---- Data to use

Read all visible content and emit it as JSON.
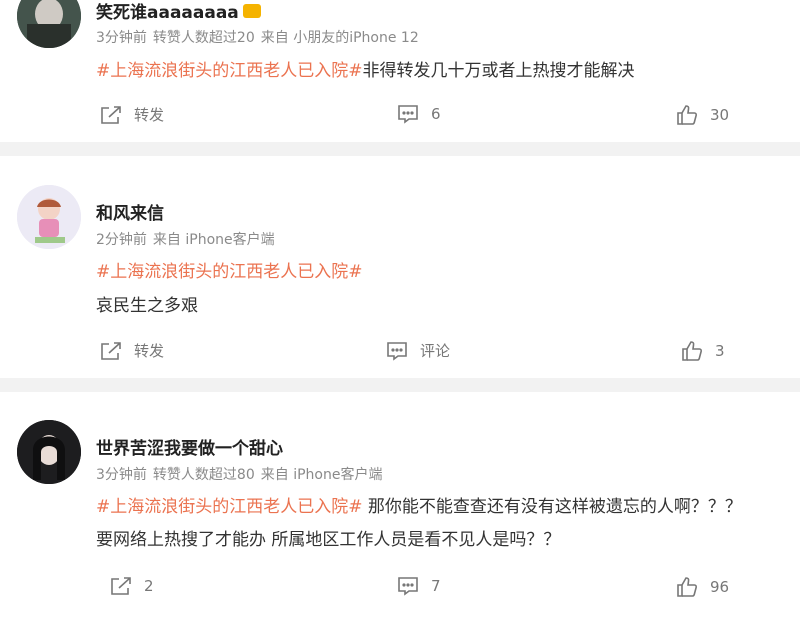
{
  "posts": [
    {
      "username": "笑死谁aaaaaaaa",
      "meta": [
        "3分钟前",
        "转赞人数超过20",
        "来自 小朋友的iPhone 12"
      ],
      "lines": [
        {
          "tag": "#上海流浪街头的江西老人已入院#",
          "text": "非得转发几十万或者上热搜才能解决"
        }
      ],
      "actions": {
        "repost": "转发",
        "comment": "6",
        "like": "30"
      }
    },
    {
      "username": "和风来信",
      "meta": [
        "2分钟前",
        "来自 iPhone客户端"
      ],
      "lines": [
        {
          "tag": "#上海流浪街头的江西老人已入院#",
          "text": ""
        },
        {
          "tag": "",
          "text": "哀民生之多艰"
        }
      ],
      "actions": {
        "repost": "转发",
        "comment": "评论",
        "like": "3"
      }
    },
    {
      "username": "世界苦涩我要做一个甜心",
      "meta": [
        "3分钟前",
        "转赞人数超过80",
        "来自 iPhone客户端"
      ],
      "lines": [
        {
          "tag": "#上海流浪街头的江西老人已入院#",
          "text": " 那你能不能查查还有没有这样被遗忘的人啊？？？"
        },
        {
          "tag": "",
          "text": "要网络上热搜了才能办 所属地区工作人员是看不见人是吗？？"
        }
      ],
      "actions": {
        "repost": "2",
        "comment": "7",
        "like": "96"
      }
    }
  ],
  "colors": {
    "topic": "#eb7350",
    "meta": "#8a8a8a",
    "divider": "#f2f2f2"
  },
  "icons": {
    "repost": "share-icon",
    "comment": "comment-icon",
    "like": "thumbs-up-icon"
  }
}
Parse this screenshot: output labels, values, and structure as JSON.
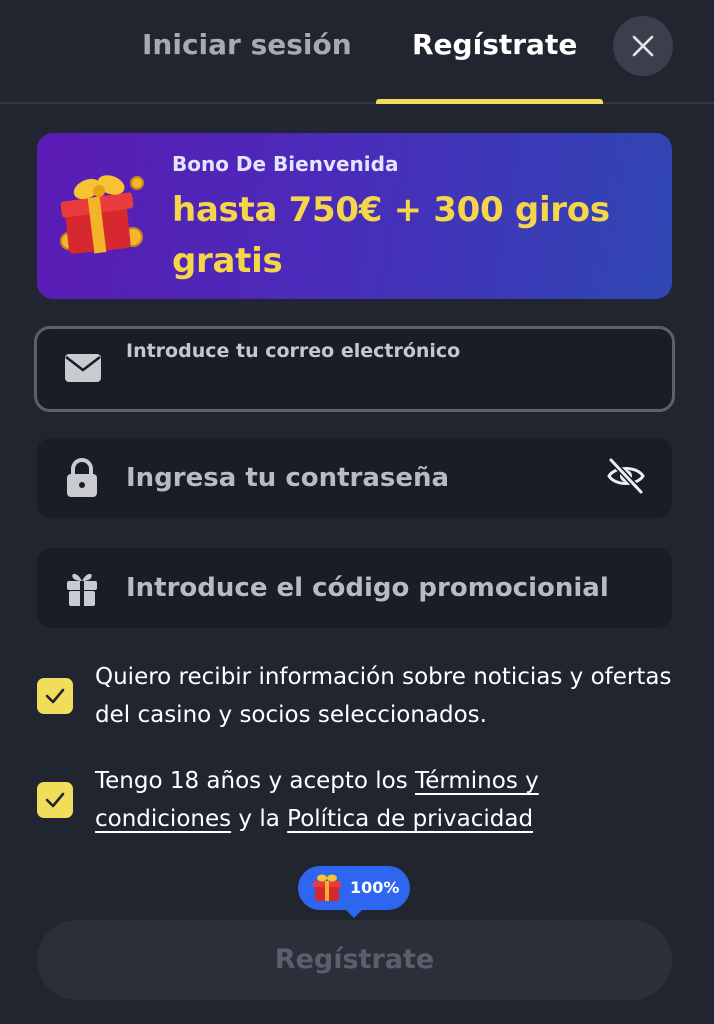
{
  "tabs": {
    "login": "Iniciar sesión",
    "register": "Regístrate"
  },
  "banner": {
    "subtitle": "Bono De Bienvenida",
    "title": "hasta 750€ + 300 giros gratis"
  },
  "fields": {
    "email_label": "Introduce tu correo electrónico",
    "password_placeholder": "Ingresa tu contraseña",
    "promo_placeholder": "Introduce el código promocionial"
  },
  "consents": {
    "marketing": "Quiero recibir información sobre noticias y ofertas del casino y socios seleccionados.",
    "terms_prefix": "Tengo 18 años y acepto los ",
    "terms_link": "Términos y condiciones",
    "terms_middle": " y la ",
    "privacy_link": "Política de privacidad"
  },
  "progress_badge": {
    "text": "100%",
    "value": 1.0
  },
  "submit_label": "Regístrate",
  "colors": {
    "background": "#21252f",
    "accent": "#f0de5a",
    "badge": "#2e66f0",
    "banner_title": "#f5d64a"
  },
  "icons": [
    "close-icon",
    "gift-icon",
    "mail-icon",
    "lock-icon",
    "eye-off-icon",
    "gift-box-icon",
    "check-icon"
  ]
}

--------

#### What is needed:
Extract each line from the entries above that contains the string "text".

#### Task solution:
          "text": "非得转发几十万或者上热搜才能解决"
          "text": ""
          "text": "哀民生之多艰"
          "text": " 那你能不能查查还有没有这样被遗忘的人啊？？？"
          "text": "要网络上热搜了才能办 所属地区工作人员是看不见人是吗？？"
    "text": "100%",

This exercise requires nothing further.